I’ve strayed a long way from Zé Paraíba. But I guess the digression can still be relevant, because back in 1974, only a few years into the Disco É Cultura incentives that the military regime put into the phonographic industry, this kind of good-time party music was still of relatively little consequence in the cultural hierarchy. Although forró pé de serra had briefly been so fashionable in the 1940s and ‘50s as to become a new kind of “national music” embraced as widely as samba, it was overtaken in the marketplace by the bossa nova craze and went through a period of relative obscurity. Northeastern composers and a handful of “traditional” singers had become de rigeur again starting with the “engaged” musical theater Show Opinão and later with the Tropicalistas trotting out tunes from Luiz Gonzaga, the king of baião, and Jackson do Pandeiro (the king of rhythm!), whose careers underwent a second wind. Samba giants like Clara Nunes or Elza Soares included forró and baião in their repertoires. Some forró artists began to play in the upper-middle class Zona Sul of Rio for the first time in their lives, where they performed in theaters rather than dance halls, in big “shows” that employed directors and set designers. (This close relationship with the theater, particularly with Música Popular Brasileira from the ‘60s onward, merits a whole other article or maybe a book.) Other singers like Ary Lobo or Marinês had more modest careers in this era. The unique Dominguinhos, a student of Gonzaga’s and his natural heir on the accordion, featured prominently on some of the biggest-selling albums of top-shelf MPB in the seventies, but the records released under his own name only garnered a cult following.

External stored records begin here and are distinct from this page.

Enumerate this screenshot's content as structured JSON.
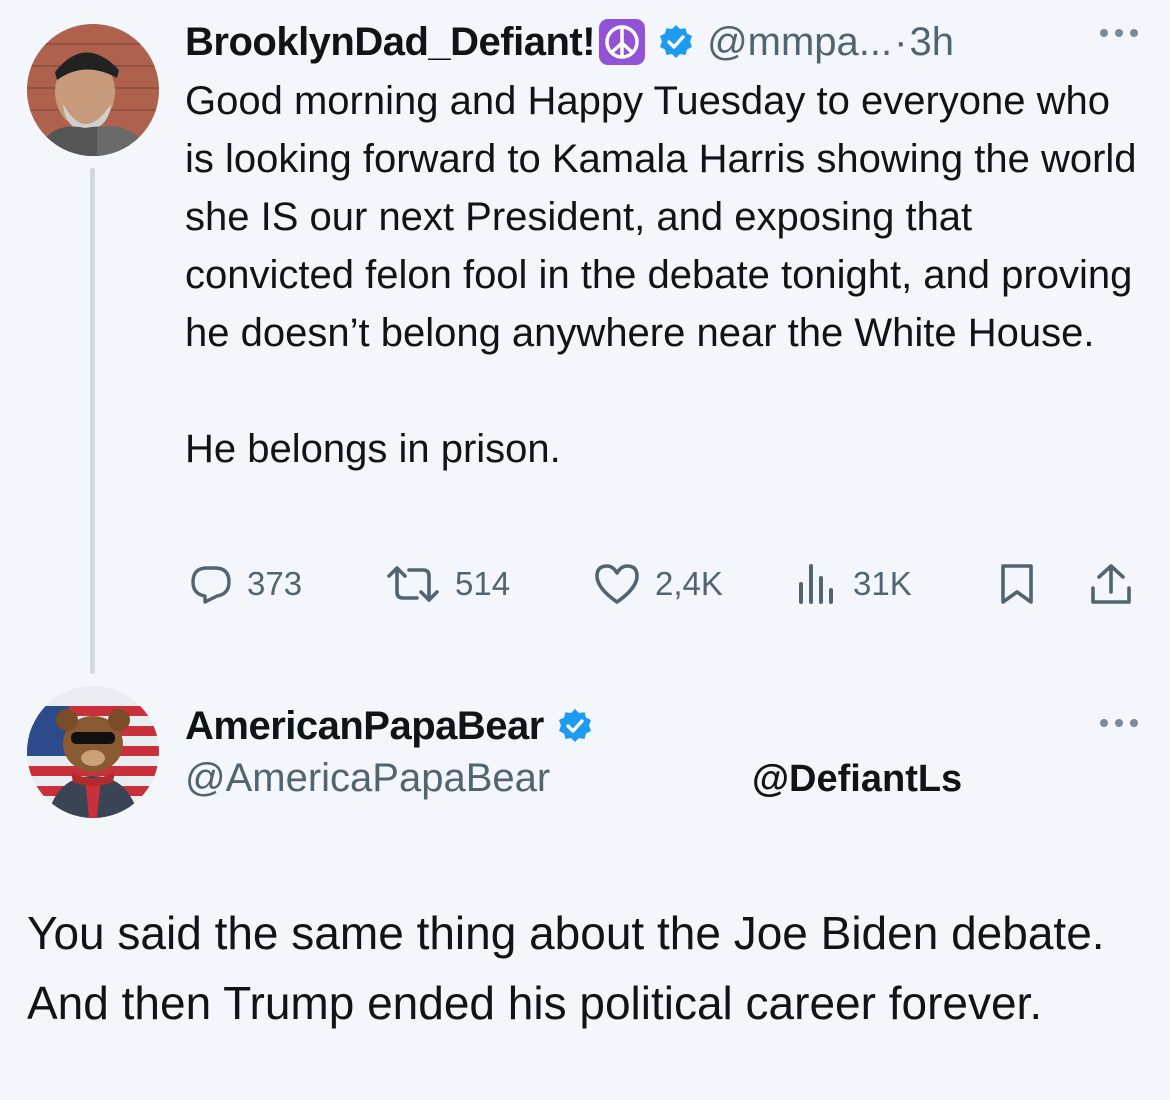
{
  "tweet1": {
    "display_name": "BrooklynDad_Defiant!",
    "handle": "@mmpa...",
    "separator": "·",
    "time": "3h",
    "text": "Good morning and Happy Tuesday to everyone who is looking forward to Kamala Harris showing the world she IS our next President, and exposing that convicted felon fool in the debate tonight, and proving he doesn’t belong anywhere near the White House.\n\nHe belongs in prison.",
    "stats": {
      "replies": "373",
      "reposts": "514",
      "likes": "2,4K",
      "views": "31K"
    },
    "icons": {
      "avatar": "avatar-photo",
      "emoji": "peace-symbol-icon",
      "verified": "verified-badge-icon",
      "more": "more-options-icon",
      "reply": "reply-icon",
      "repost": "repost-icon",
      "like": "heart-icon",
      "views": "views-chart-icon",
      "bookmark": "bookmark-icon",
      "share": "share-icon"
    }
  },
  "tweet2": {
    "display_name": "AmericanPapaBear",
    "handle": "@AmericaPapaBear",
    "mention": "@DefiantLs",
    "text": "You said the same thing about the Joe Biden debate. And then Trump ended his political career forever."
  },
  "colors": {
    "background": "#f3f6fb",
    "text": "#0f1419",
    "secondary": "#536471",
    "verified": "#1d9bf0",
    "thread_line": "#cfd9de",
    "emoji_purple": "#9152d8"
  }
}
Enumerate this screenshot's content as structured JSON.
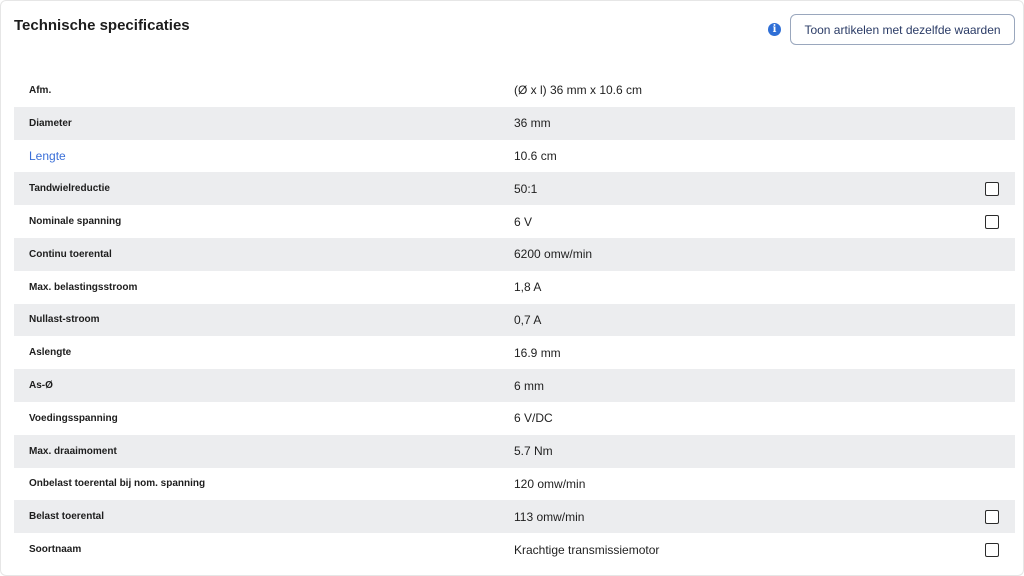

Forró had become another tonal shading in the palette of Brazilian musicians and composers, a fonte or well to be dipped into for inspiration, but rarely an end in itself. Then there were the regional conjuntos like Trio Nordestino and their fans who never really went away, and virtuosos like Zé Paraíba, always ready to drop into the nearest São João party and play for a receptive public. As much as I like to champion the idea of a symbiosis between the acts of listening and dancing, this type of instrumental forró is really better suited for getting up and moving than for sitting down and critically listening. Most likely, Zé Paraíba’s records were an appendage to his live performances, a physical souvenir to help spread the word for the next time he played in your town. This album may not rock your world, but it will move your feet. Or torso if you are into chair-dancing.
Chris Estrada writes for the Brazilian (and other) music blog Flabbergasted Vibes.